Content starts
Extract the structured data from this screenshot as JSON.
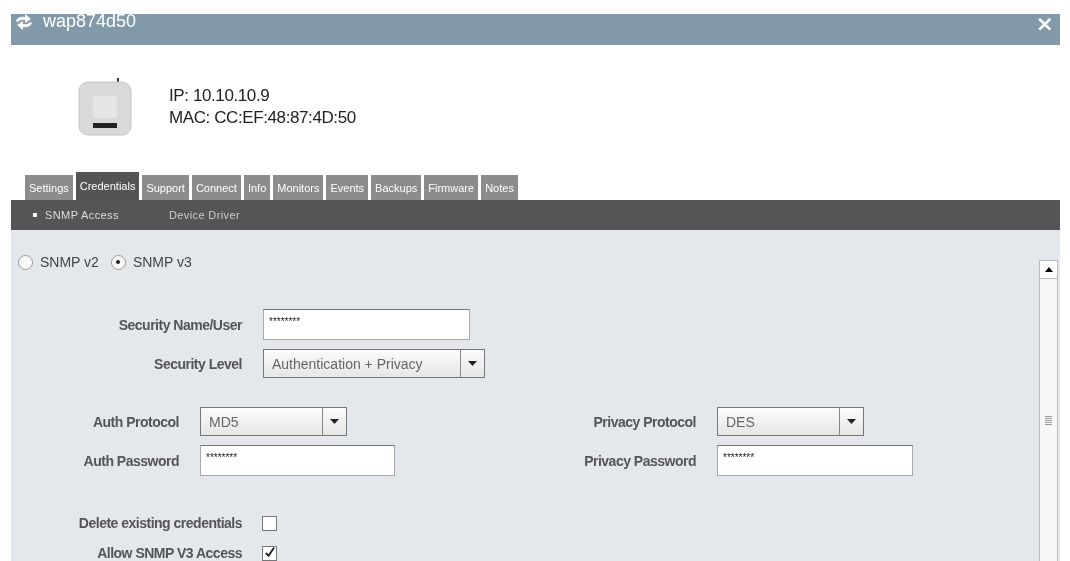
{
  "window": {
    "title": "wap874d50",
    "close": "×"
  },
  "device": {
    "ip": "IP: 10.10.10.9",
    "mac": "MAC: CC:EF:48:87:4D:50"
  },
  "tabs": [
    {
      "label": "Settings",
      "selected": false
    },
    {
      "label": "Credentials",
      "selected": true
    },
    {
      "label": "Support",
      "selected": false
    },
    {
      "label": "Connect",
      "selected": false
    },
    {
      "label": "Info",
      "selected": false
    },
    {
      "label": "Monitors",
      "selected": false
    },
    {
      "label": "Events",
      "selected": false
    },
    {
      "label": "Backups",
      "selected": false
    },
    {
      "label": "Firmware",
      "selected": false
    },
    {
      "label": "Notes",
      "selected": false
    }
  ],
  "subtabs": [
    {
      "label": "SNMP Access",
      "selected": true
    },
    {
      "label": "Device Driver",
      "selected": false
    }
  ],
  "snmp_version": [
    {
      "label": "SNMP v2",
      "selected": false
    },
    {
      "label": "SNMP v3",
      "selected": true
    }
  ],
  "security_name": {
    "label": "Security Name/User",
    "value": "********"
  },
  "security_level": {
    "label": "Security Level",
    "value": "Authentication + Privacy"
  },
  "auth_protocol": {
    "label": "Auth Protocol",
    "value": "MD5"
  },
  "privacy_protocol": {
    "label": "Privacy Protocol",
    "value": "DES"
  },
  "auth_password": {
    "label": "Auth Password",
    "value": "********"
  },
  "privacy_password": {
    "label": "Privacy Password",
    "value": "********"
  },
  "checkboxes": [
    {
      "label": "Delete existing credentials",
      "checked": false
    },
    {
      "label": "Allow SNMP V3 Access",
      "checked": true
    }
  ]
}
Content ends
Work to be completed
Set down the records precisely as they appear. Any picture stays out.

Answer section
Extract the structured data from this screenshot as JSON.
{
  "window": {
    "title": "wap874d50",
    "close": "×"
  },
  "device": {
    "ip": "IP: 10.10.10.9",
    "mac": "MAC: CC:EF:48:87:4D:50"
  },
  "tabs": [
    {
      "label": "Settings",
      "selected": false
    },
    {
      "label": "Credentials",
      "selected": true
    },
    {
      "label": "Support",
      "selected": false
    },
    {
      "label": "Connect",
      "selected": false
    },
    {
      "label": "Info",
      "selected": false
    },
    {
      "label": "Monitors",
      "selected": false
    },
    {
      "label": "Events",
      "selected": false
    },
    {
      "label": "Backups",
      "selected": false
    },
    {
      "label": "Firmware",
      "selected": false
    },
    {
      "label": "Notes",
      "selected": false
    }
  ],
  "subtabs": [
    {
      "label": "SNMP Access",
      "selected": true
    },
    {
      "label": "Device Driver",
      "selected": false
    }
  ],
  "snmp_version": [
    {
      "label": "SNMP v2",
      "selected": false
    },
    {
      "label": "SNMP v3",
      "selected": true
    }
  ],
  "security_name": {
    "label": "Security Name/User",
    "value": "********"
  },
  "security_level": {
    "label": "Security Level",
    "value": "Authentication + Privacy"
  },
  "auth_protocol": {
    "label": "Auth Protocol",
    "value": "MD5"
  },
  "privacy_protocol": {
    "label": "Privacy Protocol",
    "value": "DES"
  },
  "auth_password": {
    "label": "Auth Password",
    "value": "********"
  },
  "privacy_password": {
    "label": "Privacy Password",
    "value": "********"
  },
  "checkboxes": [
    {
      "label": "Delete existing credentials",
      "checked": false
    },
    {
      "label": "Allow SNMP V3 Access",
      "checked": true
    }
  ]
}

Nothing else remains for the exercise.